The eye's response to illumination from near-UV–A light varies greatly with age. The causes of this change are the eye's crystalline lens absorption of these wavelengths increasing from infancy onward and the lens's increased fluorescence of chromophores with age. As individuals age, less energy reaches the retina; however, older individuals may still sense discomfort with greater fluorescence. Some cataractous and precataractous lenses will demonstrate increased fluorescence as well as greater light scatter. Although these effects have been documented in the laboratory, it is not clear whether these effects will be of concern to drivers and pedestrians. The range of individual responses at a given age level is unknown. The windshields of all United States motor vehicles have UV–A absorbers, which should eliminate this concern for oncoming drivers. Side and rear windows, however, often do not have this feature; hence, these conditions must be studied in night driving conditions. The following tasks address these issues.
The proposed approach was to evaluate the subjective visual responses of pedestrians and the driving public to UV–A headlamp illumination using a cross section of individuals of varying age.
The experiment was to use a 6 (Age Groups: children, adolescents, young adults, middle-aged, elderly, and elderly with diagnosed early cataract) by 3 (Exposure Condition: pedestrian in front of standing vehicle, pedestrian with pass-by, and driver viewing from rearview mirror) by 2 (UV–A Spectral Cutoff) design. The primary measures of discomfort were to be answers to a short questionnaire indicating discomfort or disability glare level. Some early pilot testing was to determine the final test design and also indicate whether an objective glare-card reading test would be required for some phases of this study.
The same population recruited to serve as drivers in other human factors studies were to be asked to participate in this experiment immediately following their drive test. Elderly participants with early diagnosed cataracts were to be recruited separately from children.
Following is a list of the apparatus in this task:
The proposed approach was to evaluate the headlamp beam characteristics relative to current national and international safety standards and guidelines. Initial safety measurements were to be taken in the laboratory after initial receipt of the headlamps or at the time of installation in the test vehicles. These measurements were to be conducted before participants in the experiment were involved in onroad testing.
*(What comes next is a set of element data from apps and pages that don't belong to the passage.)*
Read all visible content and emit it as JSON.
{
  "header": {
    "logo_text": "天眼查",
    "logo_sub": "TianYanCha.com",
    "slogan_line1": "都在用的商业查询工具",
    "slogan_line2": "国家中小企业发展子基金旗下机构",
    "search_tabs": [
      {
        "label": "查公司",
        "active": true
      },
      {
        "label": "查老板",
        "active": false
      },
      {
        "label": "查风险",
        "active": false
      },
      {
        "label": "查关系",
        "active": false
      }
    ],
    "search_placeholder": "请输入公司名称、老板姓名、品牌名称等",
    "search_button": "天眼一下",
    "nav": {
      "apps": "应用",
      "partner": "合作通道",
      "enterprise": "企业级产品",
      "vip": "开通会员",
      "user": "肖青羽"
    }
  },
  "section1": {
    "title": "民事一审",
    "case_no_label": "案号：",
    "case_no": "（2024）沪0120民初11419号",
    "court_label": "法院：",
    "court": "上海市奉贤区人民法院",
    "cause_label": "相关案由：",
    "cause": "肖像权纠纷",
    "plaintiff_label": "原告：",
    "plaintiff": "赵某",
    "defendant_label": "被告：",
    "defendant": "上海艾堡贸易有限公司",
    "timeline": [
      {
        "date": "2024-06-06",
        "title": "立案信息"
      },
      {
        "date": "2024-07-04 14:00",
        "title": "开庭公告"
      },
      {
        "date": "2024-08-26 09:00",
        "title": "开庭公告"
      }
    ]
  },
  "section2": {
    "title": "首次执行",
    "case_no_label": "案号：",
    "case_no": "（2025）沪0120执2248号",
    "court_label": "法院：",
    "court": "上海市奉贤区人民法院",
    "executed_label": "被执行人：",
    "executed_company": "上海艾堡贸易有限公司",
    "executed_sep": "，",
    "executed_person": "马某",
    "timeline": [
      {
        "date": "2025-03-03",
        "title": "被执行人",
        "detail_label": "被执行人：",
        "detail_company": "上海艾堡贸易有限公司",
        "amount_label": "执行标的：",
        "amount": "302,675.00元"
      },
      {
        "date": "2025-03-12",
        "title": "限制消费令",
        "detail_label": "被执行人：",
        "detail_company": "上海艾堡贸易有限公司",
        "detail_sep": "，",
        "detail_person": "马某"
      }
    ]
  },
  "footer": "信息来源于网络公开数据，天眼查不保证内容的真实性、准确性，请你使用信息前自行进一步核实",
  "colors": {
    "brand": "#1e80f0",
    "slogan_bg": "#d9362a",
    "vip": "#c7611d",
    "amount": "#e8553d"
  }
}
The design of the experiment was to include UV–A irradiance measurements as a function of beam angle and distance from the headlamp. Intrabeam photographs of the source were also to be taken to determine the retinal image size for retinal safety studies. Some early testing was to be done to ensure safety before beginning the tests with participants. A followup series of measurements was to determine if changes in UV–A output were significant during the test. The final test design may also have included an intermediate check test.
Following is a list of the apparatus needed in this task: